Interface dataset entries
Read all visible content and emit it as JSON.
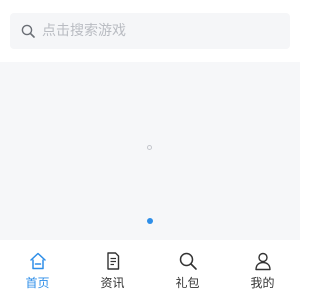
{
  "search": {
    "placeholder": "点击搜索游戏",
    "icon": "search-icon"
  },
  "banner": {
    "state": "loading",
    "page_count": 1,
    "active_page": 1
  },
  "tabbar": {
    "active_color": "#2e8ee8",
    "inactive_color": "#333333",
    "tabs": [
      {
        "label": "首页",
        "icon": "home-icon",
        "active": true
      },
      {
        "label": "资讯",
        "icon": "document-icon",
        "active": false
      },
      {
        "label": "礼包",
        "icon": "search-icon",
        "active": false
      },
      {
        "label": "我的",
        "icon": "user-icon",
        "active": false
      }
    ]
  }
}
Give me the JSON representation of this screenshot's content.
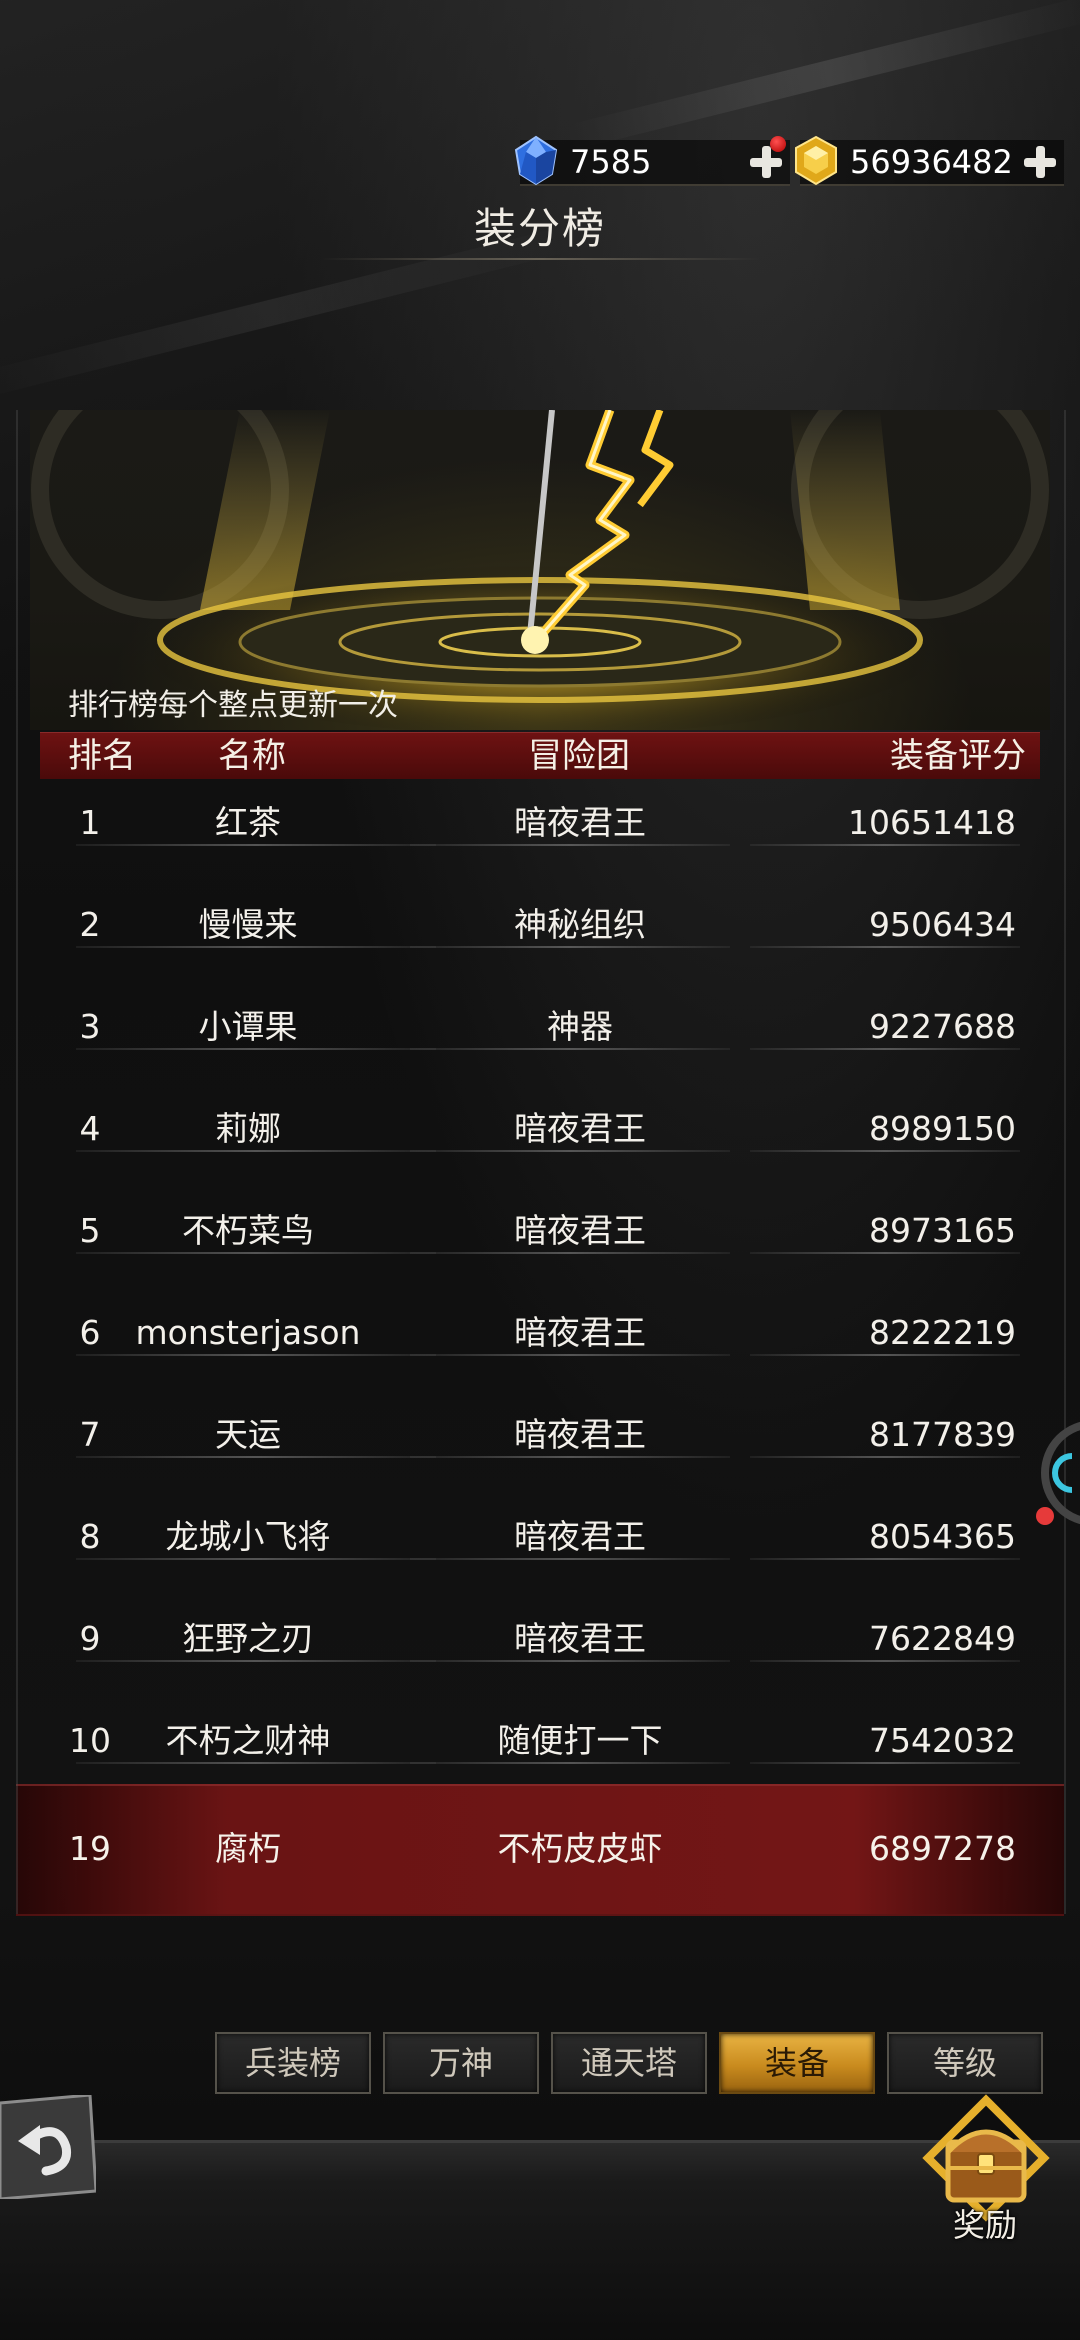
{
  "currency": {
    "diamond": "7585",
    "gold": "56936482"
  },
  "title": "装分榜",
  "notice": "排行榜每个整点更新一次",
  "table": {
    "headers": {
      "rank": "排名",
      "name": "名称",
      "guild": "冒险团",
      "score": "装备评分"
    },
    "rows": [
      {
        "rank": "1",
        "name": "红茶",
        "guild": "暗夜君王",
        "score": "10651418"
      },
      {
        "rank": "2",
        "name": "慢慢来",
        "guild": "神秘组织",
        "score": "9506434"
      },
      {
        "rank": "3",
        "name": "小谭果",
        "guild": "神器",
        "score": "9227688"
      },
      {
        "rank": "4",
        "name": "莉娜",
        "guild": "暗夜君王",
        "score": "8989150"
      },
      {
        "rank": "5",
        "name": "不朽菜鸟",
        "guild": "暗夜君王",
        "score": "8973165"
      },
      {
        "rank": "6",
        "name": "monsterjason",
        "guild": "暗夜君王",
        "score": "8222219"
      },
      {
        "rank": "7",
        "name": "天运",
        "guild": "暗夜君王",
        "score": "8177839"
      },
      {
        "rank": "8",
        "name": "龙城小飞将",
        "guild": "暗夜君王",
        "score": "8054365"
      },
      {
        "rank": "9",
        "name": "狂野之刃",
        "guild": "暗夜君王",
        "score": "7622849"
      },
      {
        "rank": "10",
        "name": "不朽之财神",
        "guild": "随便打一下",
        "score": "7542032"
      }
    ],
    "my_row": {
      "rank": "19",
      "name": "腐朽",
      "guild": "不朽皮皮虾",
      "score": "6897278"
    }
  },
  "tabs": [
    {
      "label": "兵装榜",
      "active": false
    },
    {
      "label": "万神",
      "active": false
    },
    {
      "label": "通天塔",
      "active": false
    },
    {
      "label": "装备",
      "active": true
    },
    {
      "label": "等级",
      "active": false
    }
  ],
  "reward_label": "奖励",
  "colors": {
    "header_red": "#6e1212",
    "active_tab_gold": "#e8b343",
    "my_row_red": "#781616"
  }
}
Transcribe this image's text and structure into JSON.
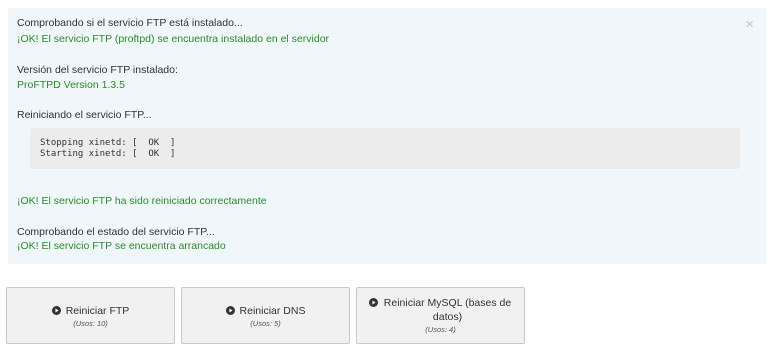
{
  "log": {
    "lines": [
      "Comprobando si el servicio FTP está instalado...",
      "¡OK! El servicio FTP (proftpd) se encuentra instalado en el servidor",
      "Versión del servicio FTP instalado:",
      "ProFTPD Version 1.3.5",
      "Reiniciando el servicio FTP...",
      "¡OK! El servicio FTP ha sido reiniciado correctamente",
      "Comprobando el estado del servicio FTP...",
      "¡OK! El servicio FTP se encuentra arrancado"
    ],
    "close_glyph": "×",
    "output": [
      "Stopping xinetd: [  OK  ]",
      "Starting xinetd: [  OK  ]"
    ],
    "colors": {
      "ok_text": "#2f8a2a",
      "panel_bg": "#eff7fb"
    }
  },
  "buttons": [
    {
      "label": "Reiniciar FTP",
      "usage": "(Usos: 10)",
      "icon": "play-circle-icon"
    },
    {
      "label": "Reiniciar DNS",
      "usage": "(Usos: 5)",
      "icon": "play-circle-icon"
    },
    {
      "label": "Reiniciar MySQL (bases de datos)",
      "usage": "(Usos: 4)",
      "icon": "play-circle-icon"
    }
  ]
}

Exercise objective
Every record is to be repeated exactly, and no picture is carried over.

Written solution
Read all visible content and emit it as JSON.
{
  "search": {
    "placeholder": "点击搜索游戏",
    "icon": "search-icon"
  },
  "banner": {
    "state": "loading",
    "page_count": 1,
    "active_page": 1
  },
  "tabbar": {
    "active_color": "#2e8ee8",
    "inactive_color": "#333333",
    "tabs": [
      {
        "label": "首页",
        "icon": "home-icon",
        "active": true
      },
      {
        "label": "资讯",
        "icon": "document-icon",
        "active": false
      },
      {
        "label": "礼包",
        "icon": "search-icon",
        "active": false
      },
      {
        "label": "我的",
        "icon": "user-icon",
        "active": false
      }
    ]
  }
}
Give me the JSON representation of this screenshot's content.
{
  "currency": {
    "diamond": "7585",
    "gold": "56936482"
  },
  "title": "装分榜",
  "notice": "排行榜每个整点更新一次",
  "table": {
    "headers": {
      "rank": "排名",
      "name": "名称",
      "guild": "冒险团",
      "score": "装备评分"
    },
    "rows": [
      {
        "rank": "1",
        "name": "红茶",
        "guild": "暗夜君王",
        "score": "10651418"
      },
      {
        "rank": "2",
        "name": "慢慢来",
        "guild": "神秘组织",
        "score": "9506434"
      },
      {
        "rank": "3",
        "name": "小谭果",
        "guild": "神器",
        "score": "9227688"
      },
      {
        "rank": "4",
        "name": "莉娜",
        "guild": "暗夜君王",
        "score": "8989150"
      },
      {
        "rank": "5",
        "name": "不朽菜鸟",
        "guild": "暗夜君王",
        "score": "8973165"
      },
      {
        "rank": "6",
        "name": "monsterjason",
        "guild": "暗夜君王",
        "score": "8222219"
      },
      {
        "rank": "7",
        "name": "天运",
        "guild": "暗夜君王",
        "score": "8177839"
      },
      {
        "rank": "8",
        "name": "龙城小飞将",
        "guild": "暗夜君王",
        "score": "8054365"
      },
      {
        "rank": "9",
        "name": "狂野之刃",
        "guild": "暗夜君王",
        "score": "7622849"
      },
      {
        "rank": "10",
        "name": "不朽之财神",
        "guild": "随便打一下",
        "score": "7542032"
      }
    ],
    "my_row": {
      "rank": "19",
      "name": "腐朽",
      "guild": "不朽皮皮虾",
      "score": "6897278"
    }
  },
  "tabs": [
    {
      "label": "兵装榜",
      "active": false
    },
    {
      "label": "万神",
      "active": false
    },
    {
      "label": "通天塔",
      "active": false
    },
    {
      "label": "装备",
      "active": true
    },
    {
      "label": "等级",
      "active": false
    }
  ],
  "reward_label": "奖励",
  "colors": {
    "header_red": "#6e1212",
    "active_tab_gold": "#e8b343",
    "my_row_red": "#781616"
  }
}
Transcribe this image's text and structure into JSON.
{
  "log": {
    "lines": [
      "Comprobando si el servicio FTP está instalado...",
      "¡OK! El servicio FTP (proftpd) se encuentra instalado en el servidor",
      "Versión del servicio FTP instalado:",
      "ProFTPD Version 1.3.5",
      "Reiniciando el servicio FTP...",
      "¡OK! El servicio FTP ha sido reiniciado correctamente",
      "Comprobando el estado del servicio FTP...",
      "¡OK! El servicio FTP se encuentra arrancado"
    ],
    "close_glyph": "×",
    "output": [
      "Stopping xinetd: [  OK  ]",
      "Starting xinetd: [  OK  ]"
    ],
    "colors": {
      "ok_text": "#2f8a2a",
      "panel_bg": "#eff7fb"
    }
  },
  "buttons": [
    {
      "label": "Reiniciar FTP",
      "usage": "(Usos: 10)",
      "icon": "play-circle-icon"
    },
    {
      "label": "Reiniciar DNS",
      "usage": "(Usos: 5)",
      "icon": "play-circle-icon"
    },
    {
      "label": "Reiniciar MySQL (bases de datos)",
      "usage": "(Usos: 4)",
      "icon": "play-circle-icon"
    }
  ]
}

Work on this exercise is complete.